Uncover the mysteries of nature, probe the far reaches of space and the depths of the ocean, and meet our planet's environmental challenges. As a physicist, you can investigate the structure of the atom, design and program computers, solve environmental problems, and develop new manufacturing materials.
Physicists lead some of the world's major technology companies and research institutes, paving the way for technological innovations such as lasers, solar cells, electric cars, medical diagnostics, and computers.
The powerful array of technical skills you'll acquire as a physics major will prepare you for a career in many areas of theoretical and applied science. You'll be ready to assume leadership roles in industry, business, and government or explore the fields of materials science, biophysics, geophysics, oceanography, and medical physics. Ninety-five percent of physics majors are either in graduate school or employed within the first year of graduation.
In addition, the Physics Department offers a bachelor's of science degree in physics with a concentration in astronomy and astrophysics.
We also offer teacher preparation for students who are interested in teaching physics at the high school level. Learn more about teacher preparation
Our curriculum covers all of the core fields of physics: classical and quantum mechanics, electricity and magnetism, modern physics and relativity, optics, thermodynamics, and solid state physics.
As a physics major you'll:
- apply critical thinking, computer, and electronic skills to solve problems
- develop the mathematical analysis and technical writing skills potential employers are seeking
- train in advanced laboratory techniques, computer simulation, and numerical modeling
For the BS in physics, you'll complete at least 45 credits in physics courses and a total of 120 credits overall.
Explore your interests in the universe by choosing the astronomy/astrophysics concentration of our bachelor's degree program. You'll learn the observational and analytical methods astronomers use to study the cosmos, as well as the physics behind celestial phenomena.
Additional focus areas are available to suit a range of student interest, including computational physics, climate physics, and applied physics.
- Experience: participate in internship programs to gain valuable experience with regional industries, often while also earning money for college
- Community: join organizations such as the Physics Club, the Society of Women Engineers, the National Society of Black Engineers, and Engineers Without Borders
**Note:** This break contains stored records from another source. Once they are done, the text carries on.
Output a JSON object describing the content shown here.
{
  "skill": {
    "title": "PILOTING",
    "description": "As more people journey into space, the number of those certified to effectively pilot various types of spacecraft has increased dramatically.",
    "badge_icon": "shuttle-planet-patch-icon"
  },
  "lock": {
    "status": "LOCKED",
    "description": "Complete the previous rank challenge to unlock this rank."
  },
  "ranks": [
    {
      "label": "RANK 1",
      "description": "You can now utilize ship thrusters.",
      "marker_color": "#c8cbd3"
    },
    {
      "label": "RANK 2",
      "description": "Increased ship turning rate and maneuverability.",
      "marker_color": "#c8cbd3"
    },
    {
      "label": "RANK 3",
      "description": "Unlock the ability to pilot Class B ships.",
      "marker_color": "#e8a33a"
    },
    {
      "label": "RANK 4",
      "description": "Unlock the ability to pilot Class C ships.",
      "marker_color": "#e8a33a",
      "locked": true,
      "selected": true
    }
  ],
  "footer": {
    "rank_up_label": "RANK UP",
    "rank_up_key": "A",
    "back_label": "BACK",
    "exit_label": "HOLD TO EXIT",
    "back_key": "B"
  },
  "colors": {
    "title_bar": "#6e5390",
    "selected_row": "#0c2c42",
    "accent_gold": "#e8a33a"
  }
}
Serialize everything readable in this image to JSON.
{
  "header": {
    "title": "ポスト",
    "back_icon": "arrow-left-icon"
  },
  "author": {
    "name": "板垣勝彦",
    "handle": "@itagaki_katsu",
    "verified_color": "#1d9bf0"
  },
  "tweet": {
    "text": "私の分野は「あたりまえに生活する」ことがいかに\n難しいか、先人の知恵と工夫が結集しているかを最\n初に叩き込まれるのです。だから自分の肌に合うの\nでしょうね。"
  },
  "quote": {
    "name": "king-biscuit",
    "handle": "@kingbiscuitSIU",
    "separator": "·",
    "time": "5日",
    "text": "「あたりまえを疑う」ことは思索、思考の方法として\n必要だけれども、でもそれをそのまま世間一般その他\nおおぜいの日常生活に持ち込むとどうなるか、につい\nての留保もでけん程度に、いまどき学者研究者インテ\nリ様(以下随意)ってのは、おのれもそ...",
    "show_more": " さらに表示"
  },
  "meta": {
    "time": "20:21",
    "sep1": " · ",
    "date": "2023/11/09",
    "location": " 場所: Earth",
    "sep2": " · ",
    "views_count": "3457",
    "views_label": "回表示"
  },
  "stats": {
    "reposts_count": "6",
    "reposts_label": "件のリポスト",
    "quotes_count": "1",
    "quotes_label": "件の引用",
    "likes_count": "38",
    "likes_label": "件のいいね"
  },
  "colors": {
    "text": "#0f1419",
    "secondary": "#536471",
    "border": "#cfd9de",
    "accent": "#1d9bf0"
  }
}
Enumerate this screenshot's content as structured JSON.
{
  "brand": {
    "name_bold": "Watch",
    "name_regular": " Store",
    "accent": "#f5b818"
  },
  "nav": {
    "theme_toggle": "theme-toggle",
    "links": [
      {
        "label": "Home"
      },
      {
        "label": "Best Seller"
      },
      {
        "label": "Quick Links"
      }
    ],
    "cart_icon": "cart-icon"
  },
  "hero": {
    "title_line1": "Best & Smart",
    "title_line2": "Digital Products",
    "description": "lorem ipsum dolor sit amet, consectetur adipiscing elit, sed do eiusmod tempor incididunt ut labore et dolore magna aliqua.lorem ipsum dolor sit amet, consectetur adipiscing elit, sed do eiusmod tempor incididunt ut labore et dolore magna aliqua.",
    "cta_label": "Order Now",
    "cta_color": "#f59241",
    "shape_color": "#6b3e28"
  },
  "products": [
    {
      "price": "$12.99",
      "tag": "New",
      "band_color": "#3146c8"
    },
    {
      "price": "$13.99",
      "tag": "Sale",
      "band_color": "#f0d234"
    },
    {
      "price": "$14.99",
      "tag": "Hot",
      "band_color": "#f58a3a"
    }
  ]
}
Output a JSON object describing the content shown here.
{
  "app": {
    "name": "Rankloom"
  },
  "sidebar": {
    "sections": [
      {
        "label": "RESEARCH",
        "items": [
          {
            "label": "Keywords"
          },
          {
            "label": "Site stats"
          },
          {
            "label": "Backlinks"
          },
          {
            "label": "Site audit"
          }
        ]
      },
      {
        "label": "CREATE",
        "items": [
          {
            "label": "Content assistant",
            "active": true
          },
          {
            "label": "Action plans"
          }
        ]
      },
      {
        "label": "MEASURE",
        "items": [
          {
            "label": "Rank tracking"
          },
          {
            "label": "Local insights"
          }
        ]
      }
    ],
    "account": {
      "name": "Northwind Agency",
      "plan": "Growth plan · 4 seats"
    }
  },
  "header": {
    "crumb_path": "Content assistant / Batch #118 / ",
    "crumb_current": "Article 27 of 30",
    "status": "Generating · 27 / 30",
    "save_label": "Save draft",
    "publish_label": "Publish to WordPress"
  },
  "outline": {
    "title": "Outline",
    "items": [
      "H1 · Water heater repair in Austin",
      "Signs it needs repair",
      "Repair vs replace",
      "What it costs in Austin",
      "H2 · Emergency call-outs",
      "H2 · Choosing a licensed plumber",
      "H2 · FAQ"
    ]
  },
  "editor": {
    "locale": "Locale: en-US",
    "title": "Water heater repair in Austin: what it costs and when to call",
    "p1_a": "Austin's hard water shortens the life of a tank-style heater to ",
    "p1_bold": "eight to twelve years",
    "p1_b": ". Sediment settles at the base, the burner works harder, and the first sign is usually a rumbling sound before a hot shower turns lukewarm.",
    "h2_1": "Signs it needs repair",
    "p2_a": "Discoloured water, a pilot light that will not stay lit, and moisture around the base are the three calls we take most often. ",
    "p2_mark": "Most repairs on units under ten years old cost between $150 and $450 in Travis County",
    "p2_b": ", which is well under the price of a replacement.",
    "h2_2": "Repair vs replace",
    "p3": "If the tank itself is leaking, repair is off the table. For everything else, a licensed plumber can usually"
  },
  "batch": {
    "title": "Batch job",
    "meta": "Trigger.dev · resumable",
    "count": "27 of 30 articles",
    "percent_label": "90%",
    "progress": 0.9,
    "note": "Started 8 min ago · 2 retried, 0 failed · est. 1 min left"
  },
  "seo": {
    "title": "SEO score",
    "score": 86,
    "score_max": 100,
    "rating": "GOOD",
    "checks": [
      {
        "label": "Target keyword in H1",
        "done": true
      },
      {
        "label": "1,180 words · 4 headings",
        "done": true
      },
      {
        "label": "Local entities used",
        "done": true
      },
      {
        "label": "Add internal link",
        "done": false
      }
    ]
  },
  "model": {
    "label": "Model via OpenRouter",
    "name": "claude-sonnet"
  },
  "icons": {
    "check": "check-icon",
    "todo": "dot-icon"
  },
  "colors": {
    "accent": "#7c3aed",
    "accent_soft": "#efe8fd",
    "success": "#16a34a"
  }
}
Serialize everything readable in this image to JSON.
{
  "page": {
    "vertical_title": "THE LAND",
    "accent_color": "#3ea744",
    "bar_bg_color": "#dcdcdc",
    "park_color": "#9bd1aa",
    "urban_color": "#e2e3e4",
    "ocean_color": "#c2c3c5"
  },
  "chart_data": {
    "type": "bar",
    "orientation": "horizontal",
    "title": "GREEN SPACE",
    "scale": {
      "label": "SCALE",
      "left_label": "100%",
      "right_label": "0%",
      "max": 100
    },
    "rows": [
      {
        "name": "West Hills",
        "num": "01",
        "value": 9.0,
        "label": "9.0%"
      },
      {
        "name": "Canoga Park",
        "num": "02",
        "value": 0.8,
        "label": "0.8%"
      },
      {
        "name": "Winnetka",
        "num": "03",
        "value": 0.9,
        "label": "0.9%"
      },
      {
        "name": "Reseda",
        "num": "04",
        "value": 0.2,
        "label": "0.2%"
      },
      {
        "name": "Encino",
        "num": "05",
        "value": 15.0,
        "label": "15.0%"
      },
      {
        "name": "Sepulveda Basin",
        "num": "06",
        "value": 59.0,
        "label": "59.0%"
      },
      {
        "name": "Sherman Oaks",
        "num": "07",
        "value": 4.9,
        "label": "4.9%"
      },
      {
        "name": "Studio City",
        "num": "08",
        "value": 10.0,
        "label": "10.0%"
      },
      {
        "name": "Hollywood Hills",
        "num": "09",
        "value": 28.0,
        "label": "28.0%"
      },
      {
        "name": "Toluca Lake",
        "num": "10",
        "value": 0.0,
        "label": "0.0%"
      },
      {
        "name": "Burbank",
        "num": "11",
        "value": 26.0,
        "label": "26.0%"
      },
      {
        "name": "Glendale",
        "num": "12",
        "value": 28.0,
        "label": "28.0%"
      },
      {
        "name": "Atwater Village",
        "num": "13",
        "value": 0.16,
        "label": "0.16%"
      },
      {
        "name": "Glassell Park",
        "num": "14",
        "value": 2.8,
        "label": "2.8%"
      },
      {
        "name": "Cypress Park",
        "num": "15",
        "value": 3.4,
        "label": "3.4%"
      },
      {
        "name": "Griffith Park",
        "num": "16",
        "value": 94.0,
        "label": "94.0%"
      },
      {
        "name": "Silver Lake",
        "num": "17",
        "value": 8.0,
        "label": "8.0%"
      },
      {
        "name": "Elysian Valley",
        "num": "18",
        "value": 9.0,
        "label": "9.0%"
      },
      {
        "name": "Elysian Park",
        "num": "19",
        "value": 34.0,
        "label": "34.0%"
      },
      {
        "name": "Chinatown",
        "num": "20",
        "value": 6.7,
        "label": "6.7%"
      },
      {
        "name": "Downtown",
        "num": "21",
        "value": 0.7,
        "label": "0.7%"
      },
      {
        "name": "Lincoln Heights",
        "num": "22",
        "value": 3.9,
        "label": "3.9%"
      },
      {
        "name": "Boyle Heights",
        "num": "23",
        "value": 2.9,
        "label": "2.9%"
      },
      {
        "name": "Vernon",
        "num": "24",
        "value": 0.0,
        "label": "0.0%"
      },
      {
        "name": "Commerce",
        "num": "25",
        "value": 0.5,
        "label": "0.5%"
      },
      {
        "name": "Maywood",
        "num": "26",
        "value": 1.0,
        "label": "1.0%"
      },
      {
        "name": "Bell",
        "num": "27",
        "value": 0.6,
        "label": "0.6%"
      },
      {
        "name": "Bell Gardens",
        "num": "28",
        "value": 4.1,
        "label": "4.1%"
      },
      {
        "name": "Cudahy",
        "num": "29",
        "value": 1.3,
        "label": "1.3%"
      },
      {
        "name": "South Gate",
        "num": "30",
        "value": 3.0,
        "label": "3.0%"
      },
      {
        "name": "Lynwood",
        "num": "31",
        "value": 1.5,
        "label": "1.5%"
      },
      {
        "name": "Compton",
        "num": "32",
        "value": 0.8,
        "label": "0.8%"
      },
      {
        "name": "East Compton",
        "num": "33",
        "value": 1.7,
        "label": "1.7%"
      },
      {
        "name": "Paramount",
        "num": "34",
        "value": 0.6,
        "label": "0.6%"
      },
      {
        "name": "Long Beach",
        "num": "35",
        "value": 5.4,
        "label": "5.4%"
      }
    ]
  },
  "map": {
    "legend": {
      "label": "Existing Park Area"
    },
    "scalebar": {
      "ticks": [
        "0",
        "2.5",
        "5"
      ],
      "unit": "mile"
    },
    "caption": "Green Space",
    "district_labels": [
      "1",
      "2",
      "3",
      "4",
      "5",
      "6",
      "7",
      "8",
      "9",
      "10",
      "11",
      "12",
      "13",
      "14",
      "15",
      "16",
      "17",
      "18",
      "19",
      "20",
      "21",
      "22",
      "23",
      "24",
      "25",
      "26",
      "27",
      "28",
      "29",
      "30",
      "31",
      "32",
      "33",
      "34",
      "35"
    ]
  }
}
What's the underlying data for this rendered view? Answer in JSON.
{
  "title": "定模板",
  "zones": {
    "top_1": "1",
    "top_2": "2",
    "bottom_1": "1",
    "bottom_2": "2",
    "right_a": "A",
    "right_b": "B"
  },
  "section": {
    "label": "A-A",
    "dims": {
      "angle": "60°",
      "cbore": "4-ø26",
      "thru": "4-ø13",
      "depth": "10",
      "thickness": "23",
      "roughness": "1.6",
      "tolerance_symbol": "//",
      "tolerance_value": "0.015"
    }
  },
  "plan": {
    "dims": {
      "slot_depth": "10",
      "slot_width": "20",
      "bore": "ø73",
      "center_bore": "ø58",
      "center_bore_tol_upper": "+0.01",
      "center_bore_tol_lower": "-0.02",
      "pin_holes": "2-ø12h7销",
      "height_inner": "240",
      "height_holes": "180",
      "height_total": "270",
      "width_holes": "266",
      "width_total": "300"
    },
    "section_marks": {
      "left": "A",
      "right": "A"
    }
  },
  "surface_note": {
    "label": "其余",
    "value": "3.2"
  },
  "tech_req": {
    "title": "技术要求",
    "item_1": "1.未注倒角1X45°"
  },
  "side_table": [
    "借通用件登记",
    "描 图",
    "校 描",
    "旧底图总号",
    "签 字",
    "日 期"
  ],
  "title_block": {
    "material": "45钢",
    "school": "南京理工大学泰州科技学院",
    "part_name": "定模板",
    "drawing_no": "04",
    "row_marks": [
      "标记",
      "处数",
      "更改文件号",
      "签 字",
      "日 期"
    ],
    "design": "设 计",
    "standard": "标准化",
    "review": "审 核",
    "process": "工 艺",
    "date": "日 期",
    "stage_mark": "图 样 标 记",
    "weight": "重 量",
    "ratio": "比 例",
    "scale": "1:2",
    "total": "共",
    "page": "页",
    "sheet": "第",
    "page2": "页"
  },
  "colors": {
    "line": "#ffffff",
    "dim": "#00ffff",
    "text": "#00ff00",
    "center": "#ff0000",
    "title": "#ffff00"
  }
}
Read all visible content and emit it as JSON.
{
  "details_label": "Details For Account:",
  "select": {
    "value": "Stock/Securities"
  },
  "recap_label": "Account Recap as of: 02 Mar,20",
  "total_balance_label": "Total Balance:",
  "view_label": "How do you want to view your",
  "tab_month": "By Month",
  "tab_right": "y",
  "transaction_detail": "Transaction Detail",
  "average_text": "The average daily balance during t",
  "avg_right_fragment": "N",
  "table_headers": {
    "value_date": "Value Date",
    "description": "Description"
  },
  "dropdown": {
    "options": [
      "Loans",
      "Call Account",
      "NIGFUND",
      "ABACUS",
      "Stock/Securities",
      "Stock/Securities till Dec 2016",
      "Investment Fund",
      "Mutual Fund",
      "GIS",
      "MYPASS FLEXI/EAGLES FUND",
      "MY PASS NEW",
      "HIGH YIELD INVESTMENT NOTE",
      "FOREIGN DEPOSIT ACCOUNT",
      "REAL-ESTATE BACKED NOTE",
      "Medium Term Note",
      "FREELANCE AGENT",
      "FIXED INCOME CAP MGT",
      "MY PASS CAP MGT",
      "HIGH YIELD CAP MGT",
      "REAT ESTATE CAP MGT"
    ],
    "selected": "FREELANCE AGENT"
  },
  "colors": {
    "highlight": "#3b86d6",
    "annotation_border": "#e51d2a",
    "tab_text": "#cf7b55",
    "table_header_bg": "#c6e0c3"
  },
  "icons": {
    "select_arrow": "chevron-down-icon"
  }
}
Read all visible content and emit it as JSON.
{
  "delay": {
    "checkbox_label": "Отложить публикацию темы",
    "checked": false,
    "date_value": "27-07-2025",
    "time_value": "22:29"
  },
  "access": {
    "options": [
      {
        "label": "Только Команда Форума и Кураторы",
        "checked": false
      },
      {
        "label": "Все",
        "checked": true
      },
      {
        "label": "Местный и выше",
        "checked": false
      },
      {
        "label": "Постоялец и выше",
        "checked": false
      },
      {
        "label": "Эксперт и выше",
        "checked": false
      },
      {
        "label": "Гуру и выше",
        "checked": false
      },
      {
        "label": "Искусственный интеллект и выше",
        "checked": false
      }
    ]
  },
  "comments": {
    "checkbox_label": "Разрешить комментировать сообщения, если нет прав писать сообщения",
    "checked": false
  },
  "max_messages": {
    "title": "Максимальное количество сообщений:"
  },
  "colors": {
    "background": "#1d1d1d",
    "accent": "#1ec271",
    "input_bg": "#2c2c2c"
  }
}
- New initiatives: collaborate, create, and explore at our IDEAStudio and the Center for Scientific Computing and Visualization Research
- Capstone projects: students work on capstone projects, engaging with faculty members on research topics